++++ Data supplied

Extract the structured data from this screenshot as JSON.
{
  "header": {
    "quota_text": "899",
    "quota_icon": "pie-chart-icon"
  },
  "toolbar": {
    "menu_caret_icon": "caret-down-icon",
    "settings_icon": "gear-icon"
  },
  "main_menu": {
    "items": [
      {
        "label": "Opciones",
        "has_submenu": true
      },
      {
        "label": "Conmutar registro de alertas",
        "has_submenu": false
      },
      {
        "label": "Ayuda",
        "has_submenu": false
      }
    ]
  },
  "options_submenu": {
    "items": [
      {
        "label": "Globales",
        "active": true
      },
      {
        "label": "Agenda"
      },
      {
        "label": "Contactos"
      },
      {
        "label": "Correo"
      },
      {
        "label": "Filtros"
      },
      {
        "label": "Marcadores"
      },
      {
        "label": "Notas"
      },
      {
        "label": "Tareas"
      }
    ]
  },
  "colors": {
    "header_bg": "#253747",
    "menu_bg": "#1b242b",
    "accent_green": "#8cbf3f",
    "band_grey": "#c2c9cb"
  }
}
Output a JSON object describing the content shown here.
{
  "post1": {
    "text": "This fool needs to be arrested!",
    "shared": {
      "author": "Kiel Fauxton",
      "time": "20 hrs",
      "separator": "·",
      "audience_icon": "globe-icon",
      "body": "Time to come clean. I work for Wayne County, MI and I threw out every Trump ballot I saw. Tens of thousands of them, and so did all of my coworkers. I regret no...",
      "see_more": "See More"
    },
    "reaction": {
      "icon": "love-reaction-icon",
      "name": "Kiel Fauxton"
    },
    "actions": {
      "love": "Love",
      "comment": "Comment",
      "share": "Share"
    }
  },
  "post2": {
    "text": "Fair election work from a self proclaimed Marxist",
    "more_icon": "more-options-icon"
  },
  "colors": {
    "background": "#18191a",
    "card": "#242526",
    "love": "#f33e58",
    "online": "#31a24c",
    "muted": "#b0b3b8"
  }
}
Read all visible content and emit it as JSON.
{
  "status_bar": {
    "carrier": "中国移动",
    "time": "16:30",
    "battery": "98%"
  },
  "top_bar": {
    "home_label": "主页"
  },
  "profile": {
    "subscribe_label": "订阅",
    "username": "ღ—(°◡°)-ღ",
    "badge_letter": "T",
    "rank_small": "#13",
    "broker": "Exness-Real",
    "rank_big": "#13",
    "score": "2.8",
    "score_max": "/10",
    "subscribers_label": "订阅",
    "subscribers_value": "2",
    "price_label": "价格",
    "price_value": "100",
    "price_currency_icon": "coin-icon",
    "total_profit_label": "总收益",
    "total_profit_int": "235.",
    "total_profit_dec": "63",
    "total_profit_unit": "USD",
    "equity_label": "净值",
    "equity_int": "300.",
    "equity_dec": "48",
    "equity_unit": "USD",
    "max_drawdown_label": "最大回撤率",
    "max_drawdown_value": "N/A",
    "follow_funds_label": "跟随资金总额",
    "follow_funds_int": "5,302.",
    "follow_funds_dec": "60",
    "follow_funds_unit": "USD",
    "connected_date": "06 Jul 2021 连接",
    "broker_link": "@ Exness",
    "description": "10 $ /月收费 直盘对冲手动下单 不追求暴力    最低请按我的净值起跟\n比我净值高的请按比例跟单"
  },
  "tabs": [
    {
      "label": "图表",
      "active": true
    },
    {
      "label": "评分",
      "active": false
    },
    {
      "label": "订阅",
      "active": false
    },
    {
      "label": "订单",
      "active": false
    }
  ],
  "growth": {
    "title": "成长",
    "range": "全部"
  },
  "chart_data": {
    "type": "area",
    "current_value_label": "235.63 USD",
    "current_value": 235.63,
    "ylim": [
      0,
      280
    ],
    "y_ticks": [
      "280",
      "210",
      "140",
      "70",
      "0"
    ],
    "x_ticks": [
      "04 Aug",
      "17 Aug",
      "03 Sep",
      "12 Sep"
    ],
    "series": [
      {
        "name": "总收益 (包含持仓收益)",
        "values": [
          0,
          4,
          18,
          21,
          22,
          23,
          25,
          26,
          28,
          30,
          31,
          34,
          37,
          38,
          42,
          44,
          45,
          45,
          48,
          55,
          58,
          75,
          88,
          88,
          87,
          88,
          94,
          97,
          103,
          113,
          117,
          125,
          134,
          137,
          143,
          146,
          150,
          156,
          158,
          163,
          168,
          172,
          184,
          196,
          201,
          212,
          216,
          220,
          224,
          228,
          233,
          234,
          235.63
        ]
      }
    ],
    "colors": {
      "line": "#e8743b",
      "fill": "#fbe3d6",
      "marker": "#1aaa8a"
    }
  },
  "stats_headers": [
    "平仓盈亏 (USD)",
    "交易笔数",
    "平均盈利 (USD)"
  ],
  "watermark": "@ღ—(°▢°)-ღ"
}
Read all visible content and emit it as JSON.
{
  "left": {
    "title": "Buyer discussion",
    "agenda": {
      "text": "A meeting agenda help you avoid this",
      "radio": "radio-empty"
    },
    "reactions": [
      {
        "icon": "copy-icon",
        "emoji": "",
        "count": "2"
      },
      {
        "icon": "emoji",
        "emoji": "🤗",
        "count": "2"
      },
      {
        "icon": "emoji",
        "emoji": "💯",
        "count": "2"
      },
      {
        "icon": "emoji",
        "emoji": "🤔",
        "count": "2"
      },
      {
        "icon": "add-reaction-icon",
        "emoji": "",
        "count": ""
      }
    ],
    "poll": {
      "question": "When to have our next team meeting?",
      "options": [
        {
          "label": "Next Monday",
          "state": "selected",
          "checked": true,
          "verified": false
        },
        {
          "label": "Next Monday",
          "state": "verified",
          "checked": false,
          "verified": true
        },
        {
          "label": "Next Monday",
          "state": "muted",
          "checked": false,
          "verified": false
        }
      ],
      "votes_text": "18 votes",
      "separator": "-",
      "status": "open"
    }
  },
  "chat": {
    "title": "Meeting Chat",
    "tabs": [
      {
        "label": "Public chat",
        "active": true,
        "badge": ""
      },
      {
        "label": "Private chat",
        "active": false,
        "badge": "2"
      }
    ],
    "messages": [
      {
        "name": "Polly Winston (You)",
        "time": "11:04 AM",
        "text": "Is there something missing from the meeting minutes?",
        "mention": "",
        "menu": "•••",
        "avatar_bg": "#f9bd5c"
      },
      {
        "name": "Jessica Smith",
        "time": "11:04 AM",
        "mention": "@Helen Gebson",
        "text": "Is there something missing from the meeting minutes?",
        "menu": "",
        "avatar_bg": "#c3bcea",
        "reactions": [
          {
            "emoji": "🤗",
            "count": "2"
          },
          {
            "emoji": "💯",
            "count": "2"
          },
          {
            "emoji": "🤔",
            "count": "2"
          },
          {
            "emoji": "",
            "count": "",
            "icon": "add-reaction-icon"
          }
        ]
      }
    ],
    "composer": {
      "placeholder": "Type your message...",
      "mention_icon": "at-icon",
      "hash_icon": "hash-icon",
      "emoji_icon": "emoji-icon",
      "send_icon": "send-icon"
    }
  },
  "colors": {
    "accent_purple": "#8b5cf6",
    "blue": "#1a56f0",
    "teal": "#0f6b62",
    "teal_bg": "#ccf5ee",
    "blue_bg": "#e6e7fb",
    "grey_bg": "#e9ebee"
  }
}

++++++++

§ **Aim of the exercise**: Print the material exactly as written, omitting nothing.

§ **Expected answer**:
Extract the structured data from this screenshot as JSON.
{
  "header": {
    "quota_text": "899",
    "quota_icon": "pie-chart-icon"
  },
  "toolbar": {
    "menu_caret_icon": "caret-down-icon",
    "settings_icon": "gear-icon"
  },
  "main_menu": {
    "items": [
      {
        "label": "Opciones",
        "has_submenu": true
      },
      {
        "label": "Conmutar registro de alertas",
        "has_submenu": false
      },
      {
        "label": "Ayuda",
        "has_submenu": false
      }
    ]
  },
  "options_submenu": {
    "items": [
      {
        "label": "Globales",
        "active": true
      },
      {
        "label": "Agenda"
      },
      {
        "label": "Contactos"
      },
      {
        "label": "Correo"
      },
      {
        "label": "Filtros"
      },
      {
        "label": "Marcadores"
      },
      {
        "label": "Notas"
      },
      {
        "label": "Tareas"
      }
    ]
  },
  "colors": {
    "header_bg": "#253747",
    "menu_bg": "#1b242b",
    "accent_green": "#8cbf3f",
    "band_grey": "#c2c9cb"
  }
}
Output a JSON object describing the content shown here.
{
  "post1": {
    "text": "This fool needs to be arrested!",
    "shared": {
      "author": "Kiel Fauxton",
      "time": "20 hrs",
      "separator": "·",
      "audience_icon": "globe-icon",
      "body": "Time to come clean. I work for Wayne County, MI and I threw out every Trump ballot I saw. Tens of thousands of them, and so did all of my coworkers. I regret no...",
      "see_more": "See More"
    },
    "reaction": {
      "icon": "love-reaction-icon",
      "name": "Kiel Fauxton"
    },
    "actions": {
      "love": "Love",
      "comment": "Comment",
      "share": "Share"
    }
  },
  "post2": {
    "text": "Fair election work from a self proclaimed Marxist",
    "more_icon": "more-options-icon"
  },
  "colors": {
    "background": "#18191a",
    "card": "#242526",
    "love": "#f33e58",
    "online": "#31a24c",
    "muted": "#b0b3b8"
  }
}
Read all visible content and emit it as JSON.
{
  "status_bar": {
    "carrier": "中国移动",
    "time": "16:30",
    "battery": "98%"
  },
  "top_bar": {
    "home_label": "主页"
  },
  "profile": {
    "subscribe_label": "订阅",
    "username": "ღ—(°◡°)-ღ",
    "badge_letter": "T",
    "rank_small": "#13",
    "broker": "Exness-Real",
    "rank_big": "#13",
    "score": "2.8",
    "score_max": "/10",
    "subscribers_label": "订阅",
    "subscribers_value": "2",
    "price_label": "价格",
    "price_value": "100",
    "price_currency_icon": "coin-icon",
    "total_profit_label": "总收益",
    "total_profit_int": "235.",
    "total_profit_dec": "63",
    "total_profit_unit": "USD",
    "equity_label": "净值",
    "equity_int": "300.",
    "equity_dec": "48",
    "equity_unit": "USD",
    "max_drawdown_label": "最大回撤率",
    "max_drawdown_value": "N/A",
    "follow_funds_label": "跟随资金总额",
    "follow_funds_int": "5,302.",
    "follow_funds_dec": "60",
    "follow_funds_unit": "USD",
    "connected_date": "06 Jul 2021 连接",
    "broker_link": "@ Exness",
    "description": "10 $ /月收费 直盘对冲手动下单 不追求暴力    最低请按我的净值起跟\n比我净值高的请按比例跟单"
  },
  "tabs": [
    {
      "label": "图表",
      "active": true
    },
    {
      "label": "评分",
      "active": false
    },
    {
      "label": "订阅",
      "active": false
    },
    {
      "label": "订单",
      "active": false
    }
  ],
  "growth": {
    "title": "成长",
    "range": "全部"
  },
  "chart_data": {
    "type": "area",
    "current_value_label": "235.63 USD",
    "current_value": 235.63,
    "ylim": [
      0,
      280
    ],
    "y_ticks": [
      "280",
      "210",
      "140",
      "70",
      "0"
    ],
    "x_ticks": [
      "04 Aug",
      "17 Aug",
      "03 Sep",
      "12 Sep"
    ],
    "series": [
      {
        "name": "总收益 (包含持仓收益)",
        "values": [
          0,
          4,
          18,
          21,
          22,
          23,
          25,
          26,
          28,
          30,
          31,
          34,
          37,
          38,
          42,
          44,
          45,
          45,
          48,
          55,
          58,
          75,
          88,
          88,
          87,
          88,
          94,
          97,
          103,
          113,
          117,
          125,
          134,
          137,
          143,
          146,
          150,
          156,
          158,
          163,
          168,
          172,
          184,
          196,
          201,
          212,
          216,
          220,
          224,
          228,
          233,
          234,
          235.63
        ]
      }
    ],
    "colors": {
      "line": "#e8743b",
      "fill": "#fbe3d6",
      "marker": "#1aaa8a"
    }
  },
  "stats_headers": [
    "平仓盈亏 (USD)",
    "交易笔数",
    "平均盈利 (USD)"
  ],
  "watermark": "@ღ—(°▢°)-ღ"
}
Read all visible content and emit it as JSON.
{
  "left": {
    "title": "Buyer discussion",
    "agenda": {
      "text": "A meeting agenda help you avoid this",
      "radio": "radio-empty"
    },
    "reactions": [
      {
        "icon": "copy-icon",
        "emoji": "",
        "count": "2"
      },
      {
        "icon": "emoji",
        "emoji": "🤗",
        "count": "2"
      },
      {
        "icon": "emoji",
        "emoji": "💯",
        "count": "2"
      },
      {
        "icon": "emoji",
        "emoji": "🤔",
        "count": "2"
      },
      {
        "icon": "add-reaction-icon",
        "emoji": "",
        "count": ""
      }
    ],
    "poll": {
      "question": "When to have our next team meeting?",
      "options": [
        {
          "label": "Next Monday",
          "state": "selected",
          "checked": true,
          "verified": false
        },
        {
          "label": "Next Monday",
          "state": "verified",
          "checked": false,
          "verified": true
        },
        {
          "label": "Next Monday",
          "state": "muted",
          "checked": false,
          "verified": false
        }
      ],
      "votes_text": "18 votes",
      "separator": "-",
      "status": "open"
    }
  },
  "chat": {
    "title": "Meeting Chat",
    "tabs": [
      {
        "label": "Public chat",
        "active": true,
        "badge": ""
      },
      {
        "label": "Private chat",
        "active": false,
        "badge": "2"
      }
    ],
    "messages": [
      {
        "name": "Polly Winston (You)",
        "time": "11:04 AM",
        "text": "Is there something missing from the meeting minutes?",
        "mention": "",
        "menu": "•••",
        "avatar_bg": "#f9bd5c"
      },
      {
        "name": "Jessica Smith",
        "time": "11:04 AM",
        "mention": "@Helen Gebson",
        "text": "Is there something missing from the meeting minutes?",
        "menu": "",
        "avatar_bg": "#c3bcea",
        "reactions": [
          {
            "emoji": "🤗",
            "count": "2"
          },
          {
            "emoji": "💯",
            "count": "2"
          },
          {
            "emoji": "🤔",
            "count": "2"
          },
          {
            "emoji": "",
            "count": "",
            "icon": "add-reaction-icon"
          }
        ]
      }
    ],
    "composer": {
      "placeholder": "Type your message...",
      "mention_icon": "at-icon",
      "hash_icon": "hash-icon",
      "emoji_icon": "emoji-icon",
      "send_icon": "send-icon"
    }
  },
  "colors": {
    "accent_purple": "#8b5cf6",
    "blue": "#1a56f0",
    "teal": "#0f6b62",
    "teal_bg": "#ccf5ee",
    "blue_bg": "#e6e7fb",
    "grey_bg": "#e9ebee"
  }
}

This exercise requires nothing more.